In response to this growth in the creative sector, the Arts and Cultural Department have initiated the development of an Arts and Cultural Strategy that will serve as the guide for strengthening the role of arts, culture and heritage in Greater Geelong. An important first step identified in the development of the Strategy is a map of the arts and cultural ecosystem in Geelong that captures infrastructure assets such as buildings, creative spaces, studios, work spaces and social assets such as community groups, not for profit organisations, philanthropic and interest groups.
Our brief was to develop a map of all the arts and cultural sites within Geelong to establish a quantitative evidence base that can assist the City of Greater Geelong in effective decision-making related to creative space provision, place-making, cultural identity and the creative economy. Our methodology involved mapping and categorising all of the arts and cultural sites in Geelong (670) and exploring the spatial patterns and relationships that emerged between different creative spaces. This work provided a critical resource for the Council that will greatly inform the development of their arts and cultural strategy.
Hoddle Grid Retail Streets Design Research

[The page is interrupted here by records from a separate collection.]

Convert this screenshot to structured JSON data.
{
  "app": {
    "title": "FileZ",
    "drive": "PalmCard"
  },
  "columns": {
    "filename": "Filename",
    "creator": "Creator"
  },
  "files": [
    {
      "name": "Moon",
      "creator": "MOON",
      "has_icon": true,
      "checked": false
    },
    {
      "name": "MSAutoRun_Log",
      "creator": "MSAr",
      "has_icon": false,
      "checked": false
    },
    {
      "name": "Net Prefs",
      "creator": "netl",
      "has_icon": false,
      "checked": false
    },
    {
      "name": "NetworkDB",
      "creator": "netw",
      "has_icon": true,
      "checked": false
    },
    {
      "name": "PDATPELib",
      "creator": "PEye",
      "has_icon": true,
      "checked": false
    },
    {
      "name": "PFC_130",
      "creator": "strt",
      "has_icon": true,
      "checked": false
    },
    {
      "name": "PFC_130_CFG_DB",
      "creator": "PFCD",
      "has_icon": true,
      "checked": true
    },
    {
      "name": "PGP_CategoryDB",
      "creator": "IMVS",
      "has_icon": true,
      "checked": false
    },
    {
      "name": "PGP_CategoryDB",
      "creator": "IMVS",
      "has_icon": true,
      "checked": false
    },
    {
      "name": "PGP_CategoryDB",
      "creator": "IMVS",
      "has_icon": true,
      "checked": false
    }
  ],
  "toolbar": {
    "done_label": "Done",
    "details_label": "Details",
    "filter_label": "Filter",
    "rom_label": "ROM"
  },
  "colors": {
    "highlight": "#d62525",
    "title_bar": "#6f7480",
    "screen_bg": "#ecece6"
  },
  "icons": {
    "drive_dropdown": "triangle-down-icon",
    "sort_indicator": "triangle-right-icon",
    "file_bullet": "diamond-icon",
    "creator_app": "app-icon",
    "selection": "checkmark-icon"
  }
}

The Central Melbourne Retail Study investigates the design qualities of popular shopping and dining streets. We explored and documented the specific building attributes that create active and engaging streets in order to inform the design of our client's future developments. Our research focused specifically on the ground floor interface which has the greatest impact on the quality of the street, establishing clear design principles that can be implemented across a range of urban settings.
The research identified the key design attributes that were consistent across successful environments. We looked at a number of precincts that are commercially successful and which have longevity as the popular 'go-to' places in Melbourne. Our findings were framed around the conceptual elements of intensity, identity, signifiers, visual richness and functionality. The study also produced a summary of metrics, including frontage width, depth of premises, ratio of frontage width to depth and internal floor area that contribute to the creation of a successful streets and laneways.
This research creates deeper insights into an ongoing design discussion about how to deliver successful street and laneways in a central city context.